Count each line below that has the word "filter" in it, and give only the total.

(Beginning of Data provided)

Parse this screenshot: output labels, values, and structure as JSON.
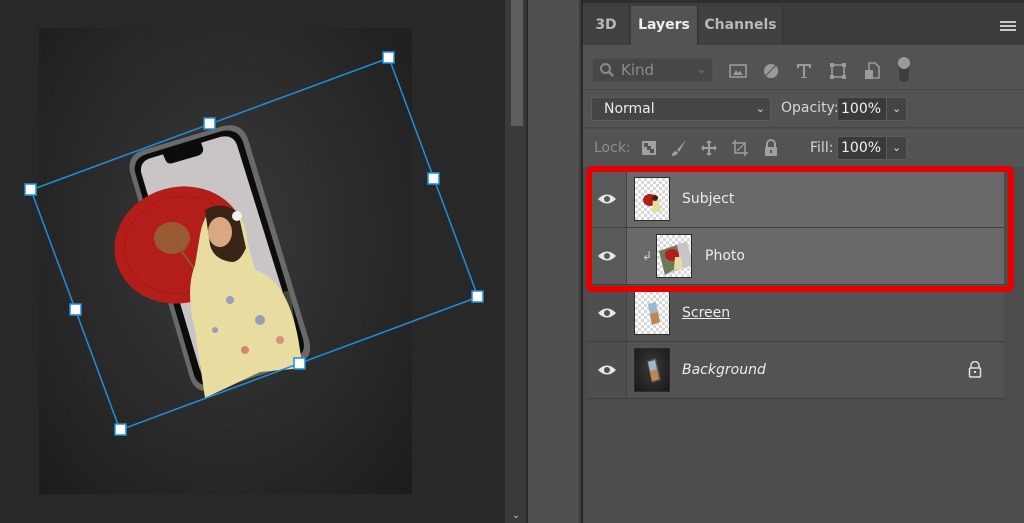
{
  "canvas": {
    "document": "phone mockup with subject (woman in kimono with red umbrella) on dark vignette background",
    "transform_box": "free transform bounding box with 8 handles",
    "accent_color": "#1e8fdc"
  },
  "panel": {
    "tabs": [
      {
        "label": "3D",
        "active": false
      },
      {
        "label": "Layers",
        "active": true
      },
      {
        "label": "Channels",
        "active": false
      }
    ],
    "menu_icon": "panel-menu-icon",
    "filter": {
      "kind_label": "Kind",
      "icons": [
        "pixel-layer-filter-icon",
        "adjustment-layer-filter-icon",
        "type-layer-filter-icon",
        "shape-layer-filter-icon",
        "smart-object-filter-icon",
        "filter-toggle-icon"
      ]
    },
    "blend_mode": "Normal",
    "opacity_label": "Opacity:",
    "opacity_value": "100%",
    "lock_label": "Lock:",
    "lock_icons": [
      "lock-transparent-pixels-icon",
      "lock-image-pixels-icon",
      "lock-position-icon",
      "lock-artboard-icon",
      "lock-all-icon"
    ],
    "fill_label": "Fill:",
    "fill_value": "100%"
  },
  "layers": [
    {
      "name": "Subject",
      "visible": true,
      "selected": true,
      "clipped": false,
      "locked": false,
      "style": "normal"
    },
    {
      "name": "Photo",
      "visible": true,
      "selected": true,
      "clipped": true,
      "locked": false,
      "style": "normal"
    },
    {
      "name": "Screen",
      "visible": true,
      "selected": false,
      "clipped": false,
      "locked": false,
      "style": "underline"
    },
    {
      "name": "Background",
      "visible": true,
      "selected": false,
      "clipped": false,
      "locked": true,
      "style": "italic"
    }
  ],
  "highlight_color": "#e60000",
  "scroll_down_glyph": "⌄"
}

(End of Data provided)

_Reply to the exercise_:
7